In the world of Veganism, people are always trying to create the perfect egg alternative. I’ve recently introduced myself to black salt and been using it flavour my savoury breakfasts. This led me to want to try Chickpea Flour. Many people on the internet have used it to make vegan omelettes but I wanted to know whether it was really worth the hype? I adapted a recipe from Loving It Vegan and found out for myself! Carry on reading for the recipe and my thoughts at the end.
Vegan Chickpea Omelette Recipe
90g Chickpea Flour
210ml Soya Milk
2 tbsp Nutritional Yeast
1/2 tsp Turmeric
1/2 tsp Garlic Powder
1/4 tsp black salt (approx. 2-3 grinds)
1 tsp Dijon Mustard
Dairy-free Butter for frying
This makes approx. 4 omlettes.
Firstly begin by making your filling for the omelette. I decided to go classic with spinach and mushroom. I simply fried them off with some salt, pepper and a little bit of garlic. However, you can choose whatever filling you like. You could do some dairy-free cheese and onion or even add some vegan sausage. Once your filling of choice is ready, set it aside and begin preparing the omelette.
Start by measuring out all of the ingredients apart from the chickpea flour in one measuring bowl. Weigh out the chickpea flour into another. Mix the wet ingredients and herbs together and then add the chickpea flour and whisk until there are no lumps and the batter is smooth.
Heat up some dairy-free butter in a frying pan on a medium heat. You don’t want too much butter otherwise the omelettes can come out quite oily so just enough to coat the pan. Once the pan has warmed up, add the batter to the pan. You want enough to resemble a thick crepe. If it’s too thin it may crack and if its too thick it can become stodgy so it’s best to judge compared to how big your frying pan is.

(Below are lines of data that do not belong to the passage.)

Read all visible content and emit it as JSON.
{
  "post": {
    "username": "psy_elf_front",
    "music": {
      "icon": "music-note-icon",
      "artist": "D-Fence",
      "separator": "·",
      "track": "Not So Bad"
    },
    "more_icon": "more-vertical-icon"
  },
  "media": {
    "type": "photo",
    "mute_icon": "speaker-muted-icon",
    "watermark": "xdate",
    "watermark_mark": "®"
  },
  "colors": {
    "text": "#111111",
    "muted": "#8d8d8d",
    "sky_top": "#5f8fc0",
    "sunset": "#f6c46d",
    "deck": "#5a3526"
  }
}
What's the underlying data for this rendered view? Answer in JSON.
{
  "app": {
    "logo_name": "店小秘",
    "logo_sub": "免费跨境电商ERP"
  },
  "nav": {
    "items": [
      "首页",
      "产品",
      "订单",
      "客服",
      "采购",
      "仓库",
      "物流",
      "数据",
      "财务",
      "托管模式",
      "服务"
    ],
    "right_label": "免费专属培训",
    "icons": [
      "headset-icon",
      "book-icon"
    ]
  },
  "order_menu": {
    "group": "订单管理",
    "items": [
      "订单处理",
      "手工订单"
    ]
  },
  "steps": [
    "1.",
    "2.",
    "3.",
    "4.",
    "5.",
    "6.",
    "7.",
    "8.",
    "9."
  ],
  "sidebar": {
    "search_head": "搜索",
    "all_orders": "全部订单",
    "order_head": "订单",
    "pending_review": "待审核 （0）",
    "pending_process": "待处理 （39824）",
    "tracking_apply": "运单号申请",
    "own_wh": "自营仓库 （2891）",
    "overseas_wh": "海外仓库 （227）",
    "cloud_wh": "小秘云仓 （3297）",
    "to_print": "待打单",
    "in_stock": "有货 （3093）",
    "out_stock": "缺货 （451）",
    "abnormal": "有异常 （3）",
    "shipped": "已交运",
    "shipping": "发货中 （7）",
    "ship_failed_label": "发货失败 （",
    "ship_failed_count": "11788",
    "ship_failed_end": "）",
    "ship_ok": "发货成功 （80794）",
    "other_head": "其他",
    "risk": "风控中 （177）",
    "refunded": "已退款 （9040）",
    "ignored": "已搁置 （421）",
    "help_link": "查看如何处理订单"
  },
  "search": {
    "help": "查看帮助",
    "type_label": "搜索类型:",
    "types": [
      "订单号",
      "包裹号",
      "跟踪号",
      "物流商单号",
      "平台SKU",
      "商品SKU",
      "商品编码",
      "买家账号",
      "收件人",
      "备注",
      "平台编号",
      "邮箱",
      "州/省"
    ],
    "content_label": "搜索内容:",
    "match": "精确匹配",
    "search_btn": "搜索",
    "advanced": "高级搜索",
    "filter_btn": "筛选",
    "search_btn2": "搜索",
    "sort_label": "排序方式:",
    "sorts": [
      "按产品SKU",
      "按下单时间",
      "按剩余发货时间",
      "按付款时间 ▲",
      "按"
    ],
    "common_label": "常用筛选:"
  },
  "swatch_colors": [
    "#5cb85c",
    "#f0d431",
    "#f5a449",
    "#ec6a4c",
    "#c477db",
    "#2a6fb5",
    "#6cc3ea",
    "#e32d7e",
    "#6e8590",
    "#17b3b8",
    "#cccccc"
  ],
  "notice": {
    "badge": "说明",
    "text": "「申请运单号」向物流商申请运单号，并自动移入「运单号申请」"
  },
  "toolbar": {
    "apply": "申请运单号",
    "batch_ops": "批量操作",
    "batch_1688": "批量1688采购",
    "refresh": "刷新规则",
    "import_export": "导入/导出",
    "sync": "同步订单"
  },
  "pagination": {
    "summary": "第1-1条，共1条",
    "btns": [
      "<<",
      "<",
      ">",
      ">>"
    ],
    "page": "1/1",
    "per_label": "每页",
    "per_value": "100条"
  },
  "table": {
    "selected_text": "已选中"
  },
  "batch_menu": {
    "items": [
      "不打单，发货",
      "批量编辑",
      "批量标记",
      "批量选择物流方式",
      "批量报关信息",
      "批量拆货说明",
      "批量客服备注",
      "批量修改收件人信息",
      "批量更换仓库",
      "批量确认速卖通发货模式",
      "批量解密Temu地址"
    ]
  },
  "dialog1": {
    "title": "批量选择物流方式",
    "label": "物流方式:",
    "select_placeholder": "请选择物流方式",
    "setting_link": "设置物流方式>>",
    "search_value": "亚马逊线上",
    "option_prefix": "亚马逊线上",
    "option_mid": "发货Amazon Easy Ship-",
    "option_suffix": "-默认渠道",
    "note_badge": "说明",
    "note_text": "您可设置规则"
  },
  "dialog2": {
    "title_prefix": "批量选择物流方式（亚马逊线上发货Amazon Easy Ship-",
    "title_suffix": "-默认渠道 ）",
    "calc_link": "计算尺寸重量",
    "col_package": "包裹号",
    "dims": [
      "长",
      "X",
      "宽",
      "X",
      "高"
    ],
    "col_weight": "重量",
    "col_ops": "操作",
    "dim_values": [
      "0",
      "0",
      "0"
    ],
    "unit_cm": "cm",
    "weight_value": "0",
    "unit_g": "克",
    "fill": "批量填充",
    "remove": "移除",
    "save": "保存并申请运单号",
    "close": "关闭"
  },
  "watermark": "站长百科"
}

Once the bottom of the omelette has cooked and bubbles have started to form on the top, add your filling to half of the omelette and then fold over to cover. Cook until the middle has cooked through and serve! Repeat the process until all of the batter and filling has been used up.
My initial thought when cooking these omelettes were how good they smelt! The black salt created an aroma of eggy-ness and the butter cooking in the pan smelt very indulgent. The initial process of the recipe reminded me of cooking a pancake however once the components were ready it very much reminded me of making an omelette. Once I finally got to try the “omelettes”, it reminded me of a savoury pancake. A delicious savoury pancake but not necessarily an omelette.
The taste was very similar to an omelette due to the black salt and had the fatty-ness of an omelette from the butter. However the texture was different. It wasn’t a bad texture at all and actually very pleasant however it was denser and breadier than an omelette. This being said I really didn’t mind as the overall experience reminded me of an omelette and only faltered on one element. If your looking for an exact replica, this is not your dish however if you’re looking for a delicious savoury breakfast dish I would recommend giving it a go. It’s fun to see how you can make food taste a certain way to remind you of something else and I defiantly enjoyed trying this with the chickpea flour.
I hope you enjoyed my blog post and let me know in the comments if you have tried chickpea flour for making omelettes. How did yours turn out? Hope everyone’s Veganuary is going amazing and will speak to you all soon!